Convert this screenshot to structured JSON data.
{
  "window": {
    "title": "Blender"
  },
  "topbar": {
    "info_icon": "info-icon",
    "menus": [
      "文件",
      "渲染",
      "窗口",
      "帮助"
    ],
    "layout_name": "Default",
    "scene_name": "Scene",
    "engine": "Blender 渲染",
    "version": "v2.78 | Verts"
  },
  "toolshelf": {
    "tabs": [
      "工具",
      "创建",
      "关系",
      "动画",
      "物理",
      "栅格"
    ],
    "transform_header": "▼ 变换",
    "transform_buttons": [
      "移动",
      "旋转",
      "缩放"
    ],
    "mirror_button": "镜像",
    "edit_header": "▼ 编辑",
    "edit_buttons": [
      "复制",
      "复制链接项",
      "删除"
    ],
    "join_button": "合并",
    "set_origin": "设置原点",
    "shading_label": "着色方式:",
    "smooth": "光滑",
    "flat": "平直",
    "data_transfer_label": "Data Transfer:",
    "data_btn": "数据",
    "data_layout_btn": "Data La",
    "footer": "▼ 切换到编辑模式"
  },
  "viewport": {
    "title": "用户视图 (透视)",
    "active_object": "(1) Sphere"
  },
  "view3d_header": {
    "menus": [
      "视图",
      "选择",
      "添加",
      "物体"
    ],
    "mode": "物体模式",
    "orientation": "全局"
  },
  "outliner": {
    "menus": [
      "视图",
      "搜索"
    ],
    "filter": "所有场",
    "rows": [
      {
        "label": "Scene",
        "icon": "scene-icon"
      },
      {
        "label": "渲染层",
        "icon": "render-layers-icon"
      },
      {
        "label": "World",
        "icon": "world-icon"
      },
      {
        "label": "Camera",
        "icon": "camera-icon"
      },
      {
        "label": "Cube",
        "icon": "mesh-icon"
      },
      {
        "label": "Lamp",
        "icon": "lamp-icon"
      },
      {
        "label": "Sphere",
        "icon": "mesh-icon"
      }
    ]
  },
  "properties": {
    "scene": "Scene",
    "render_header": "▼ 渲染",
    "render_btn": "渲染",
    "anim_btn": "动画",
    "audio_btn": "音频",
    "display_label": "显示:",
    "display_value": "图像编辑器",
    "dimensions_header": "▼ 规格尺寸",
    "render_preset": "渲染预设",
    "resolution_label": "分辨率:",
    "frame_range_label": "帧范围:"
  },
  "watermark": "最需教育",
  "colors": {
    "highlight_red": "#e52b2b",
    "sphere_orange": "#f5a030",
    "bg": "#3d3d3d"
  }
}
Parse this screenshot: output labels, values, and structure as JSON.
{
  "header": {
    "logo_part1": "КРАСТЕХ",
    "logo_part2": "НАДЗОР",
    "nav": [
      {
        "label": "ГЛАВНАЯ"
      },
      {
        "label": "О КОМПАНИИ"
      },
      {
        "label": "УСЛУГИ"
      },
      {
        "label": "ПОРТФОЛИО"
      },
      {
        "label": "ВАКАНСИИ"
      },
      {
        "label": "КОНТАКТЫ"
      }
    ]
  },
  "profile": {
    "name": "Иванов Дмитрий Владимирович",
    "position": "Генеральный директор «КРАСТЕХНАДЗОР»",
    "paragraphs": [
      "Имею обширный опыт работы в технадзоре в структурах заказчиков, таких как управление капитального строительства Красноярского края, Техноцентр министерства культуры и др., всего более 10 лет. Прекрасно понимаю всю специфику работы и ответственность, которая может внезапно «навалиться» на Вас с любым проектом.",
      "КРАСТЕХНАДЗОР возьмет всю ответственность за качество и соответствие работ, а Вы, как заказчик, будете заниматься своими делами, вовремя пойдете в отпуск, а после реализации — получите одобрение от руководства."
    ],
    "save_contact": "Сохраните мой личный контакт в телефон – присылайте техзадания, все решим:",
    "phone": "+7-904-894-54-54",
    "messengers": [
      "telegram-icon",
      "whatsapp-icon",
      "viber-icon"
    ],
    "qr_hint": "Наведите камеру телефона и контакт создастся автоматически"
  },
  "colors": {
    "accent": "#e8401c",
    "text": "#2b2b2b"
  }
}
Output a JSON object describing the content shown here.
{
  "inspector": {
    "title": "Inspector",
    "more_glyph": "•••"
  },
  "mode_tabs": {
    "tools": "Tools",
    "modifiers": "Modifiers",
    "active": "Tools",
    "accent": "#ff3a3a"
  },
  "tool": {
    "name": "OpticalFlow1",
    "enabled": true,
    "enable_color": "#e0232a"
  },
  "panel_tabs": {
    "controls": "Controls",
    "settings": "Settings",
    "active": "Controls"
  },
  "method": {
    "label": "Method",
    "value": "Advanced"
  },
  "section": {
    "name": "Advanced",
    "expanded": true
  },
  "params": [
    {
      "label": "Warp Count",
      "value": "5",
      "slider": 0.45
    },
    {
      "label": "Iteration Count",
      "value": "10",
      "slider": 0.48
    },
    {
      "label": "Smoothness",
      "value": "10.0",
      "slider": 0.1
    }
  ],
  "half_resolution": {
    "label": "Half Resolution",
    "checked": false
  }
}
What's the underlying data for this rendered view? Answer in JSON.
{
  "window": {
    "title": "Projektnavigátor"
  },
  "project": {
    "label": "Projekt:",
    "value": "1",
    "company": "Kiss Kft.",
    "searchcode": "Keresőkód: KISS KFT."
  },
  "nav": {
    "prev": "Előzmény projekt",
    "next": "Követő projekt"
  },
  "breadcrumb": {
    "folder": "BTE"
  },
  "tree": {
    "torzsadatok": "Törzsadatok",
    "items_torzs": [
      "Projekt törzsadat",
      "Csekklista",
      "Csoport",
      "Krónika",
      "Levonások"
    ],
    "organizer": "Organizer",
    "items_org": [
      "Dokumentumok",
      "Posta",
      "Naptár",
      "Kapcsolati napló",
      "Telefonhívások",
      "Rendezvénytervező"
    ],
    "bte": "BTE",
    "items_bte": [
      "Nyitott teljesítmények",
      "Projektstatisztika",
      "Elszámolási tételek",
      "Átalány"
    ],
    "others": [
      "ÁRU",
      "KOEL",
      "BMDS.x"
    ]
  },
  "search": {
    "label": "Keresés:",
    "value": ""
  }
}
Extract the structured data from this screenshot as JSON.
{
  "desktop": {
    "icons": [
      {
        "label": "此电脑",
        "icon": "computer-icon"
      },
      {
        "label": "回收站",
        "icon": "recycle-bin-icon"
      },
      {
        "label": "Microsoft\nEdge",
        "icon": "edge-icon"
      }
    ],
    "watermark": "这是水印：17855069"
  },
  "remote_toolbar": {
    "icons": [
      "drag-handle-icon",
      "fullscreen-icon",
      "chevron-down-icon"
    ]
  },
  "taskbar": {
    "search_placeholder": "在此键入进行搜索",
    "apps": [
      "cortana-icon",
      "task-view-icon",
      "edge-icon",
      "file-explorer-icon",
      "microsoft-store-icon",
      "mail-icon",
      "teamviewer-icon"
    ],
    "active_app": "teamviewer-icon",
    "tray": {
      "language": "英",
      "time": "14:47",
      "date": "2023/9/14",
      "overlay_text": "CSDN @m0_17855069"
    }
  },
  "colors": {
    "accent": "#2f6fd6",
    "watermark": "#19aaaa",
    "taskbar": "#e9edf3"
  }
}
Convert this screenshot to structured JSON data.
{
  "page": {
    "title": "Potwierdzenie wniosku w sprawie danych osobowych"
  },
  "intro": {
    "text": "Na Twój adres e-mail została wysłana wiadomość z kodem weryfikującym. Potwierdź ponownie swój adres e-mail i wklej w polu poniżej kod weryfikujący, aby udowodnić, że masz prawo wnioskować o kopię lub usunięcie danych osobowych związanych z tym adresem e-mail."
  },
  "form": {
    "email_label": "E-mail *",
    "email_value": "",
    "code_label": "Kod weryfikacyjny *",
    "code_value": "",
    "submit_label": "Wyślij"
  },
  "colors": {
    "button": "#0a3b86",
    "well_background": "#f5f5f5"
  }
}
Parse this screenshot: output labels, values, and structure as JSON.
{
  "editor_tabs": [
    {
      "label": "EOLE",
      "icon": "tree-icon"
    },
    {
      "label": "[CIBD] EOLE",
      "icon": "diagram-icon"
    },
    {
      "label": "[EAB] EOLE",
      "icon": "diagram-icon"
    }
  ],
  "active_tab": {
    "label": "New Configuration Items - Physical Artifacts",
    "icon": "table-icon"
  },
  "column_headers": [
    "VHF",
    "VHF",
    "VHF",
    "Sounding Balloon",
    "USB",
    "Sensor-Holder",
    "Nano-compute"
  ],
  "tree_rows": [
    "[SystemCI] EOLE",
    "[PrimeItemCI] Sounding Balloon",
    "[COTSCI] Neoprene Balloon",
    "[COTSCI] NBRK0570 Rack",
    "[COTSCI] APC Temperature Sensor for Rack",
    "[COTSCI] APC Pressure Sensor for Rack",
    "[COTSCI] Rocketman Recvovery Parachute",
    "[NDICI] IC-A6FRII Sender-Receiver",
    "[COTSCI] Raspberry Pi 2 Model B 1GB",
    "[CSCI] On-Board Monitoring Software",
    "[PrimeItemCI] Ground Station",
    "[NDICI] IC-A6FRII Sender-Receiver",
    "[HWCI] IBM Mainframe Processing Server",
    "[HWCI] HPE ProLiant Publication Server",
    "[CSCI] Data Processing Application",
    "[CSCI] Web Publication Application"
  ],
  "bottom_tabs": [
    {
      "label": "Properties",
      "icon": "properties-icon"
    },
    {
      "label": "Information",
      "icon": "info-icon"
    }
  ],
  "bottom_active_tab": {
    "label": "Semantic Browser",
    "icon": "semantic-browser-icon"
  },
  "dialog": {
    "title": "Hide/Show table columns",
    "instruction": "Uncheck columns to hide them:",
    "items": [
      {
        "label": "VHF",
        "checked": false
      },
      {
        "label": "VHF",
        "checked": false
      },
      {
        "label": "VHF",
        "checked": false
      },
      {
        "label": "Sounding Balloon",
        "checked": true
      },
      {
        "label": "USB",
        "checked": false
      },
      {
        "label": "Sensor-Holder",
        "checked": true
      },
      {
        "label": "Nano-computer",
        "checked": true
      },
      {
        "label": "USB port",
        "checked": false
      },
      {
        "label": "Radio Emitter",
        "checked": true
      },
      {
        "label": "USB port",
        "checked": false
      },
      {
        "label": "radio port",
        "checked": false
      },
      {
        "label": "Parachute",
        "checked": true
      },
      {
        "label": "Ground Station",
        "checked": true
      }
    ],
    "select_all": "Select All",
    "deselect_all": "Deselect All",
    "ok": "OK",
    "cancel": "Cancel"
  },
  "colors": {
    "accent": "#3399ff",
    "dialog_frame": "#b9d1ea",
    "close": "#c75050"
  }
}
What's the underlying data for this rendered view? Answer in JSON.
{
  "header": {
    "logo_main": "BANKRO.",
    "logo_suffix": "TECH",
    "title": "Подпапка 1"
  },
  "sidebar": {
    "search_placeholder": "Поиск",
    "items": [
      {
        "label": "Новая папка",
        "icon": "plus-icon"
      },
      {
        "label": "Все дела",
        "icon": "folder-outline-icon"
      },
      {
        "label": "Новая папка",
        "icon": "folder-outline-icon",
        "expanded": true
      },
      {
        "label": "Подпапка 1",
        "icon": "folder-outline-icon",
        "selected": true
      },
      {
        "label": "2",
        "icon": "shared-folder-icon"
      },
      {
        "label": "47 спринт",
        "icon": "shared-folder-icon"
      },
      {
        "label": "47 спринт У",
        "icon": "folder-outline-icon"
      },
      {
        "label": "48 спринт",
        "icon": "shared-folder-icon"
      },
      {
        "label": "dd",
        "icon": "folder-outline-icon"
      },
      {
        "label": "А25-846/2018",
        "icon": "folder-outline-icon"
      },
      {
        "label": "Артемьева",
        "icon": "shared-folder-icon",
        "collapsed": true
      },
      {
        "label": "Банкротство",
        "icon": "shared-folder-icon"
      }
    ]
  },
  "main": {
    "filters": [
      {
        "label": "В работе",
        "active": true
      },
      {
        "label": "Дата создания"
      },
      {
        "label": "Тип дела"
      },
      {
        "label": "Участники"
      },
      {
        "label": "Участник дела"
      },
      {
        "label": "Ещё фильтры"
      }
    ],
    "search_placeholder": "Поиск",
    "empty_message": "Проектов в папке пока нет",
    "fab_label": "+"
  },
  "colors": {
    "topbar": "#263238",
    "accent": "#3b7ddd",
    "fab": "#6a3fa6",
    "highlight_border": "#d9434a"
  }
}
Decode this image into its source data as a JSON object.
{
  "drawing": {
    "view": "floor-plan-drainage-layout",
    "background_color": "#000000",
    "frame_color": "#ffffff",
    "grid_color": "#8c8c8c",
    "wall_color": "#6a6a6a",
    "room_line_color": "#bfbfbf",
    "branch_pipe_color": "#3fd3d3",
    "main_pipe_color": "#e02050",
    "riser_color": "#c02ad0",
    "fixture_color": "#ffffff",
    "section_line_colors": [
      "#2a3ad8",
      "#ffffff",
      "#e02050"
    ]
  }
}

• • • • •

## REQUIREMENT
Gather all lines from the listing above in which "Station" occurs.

## ANSWER TO THIS PROBLEM
    "[PrimeItemCI] Ground Station",
        "label": "Ground Station",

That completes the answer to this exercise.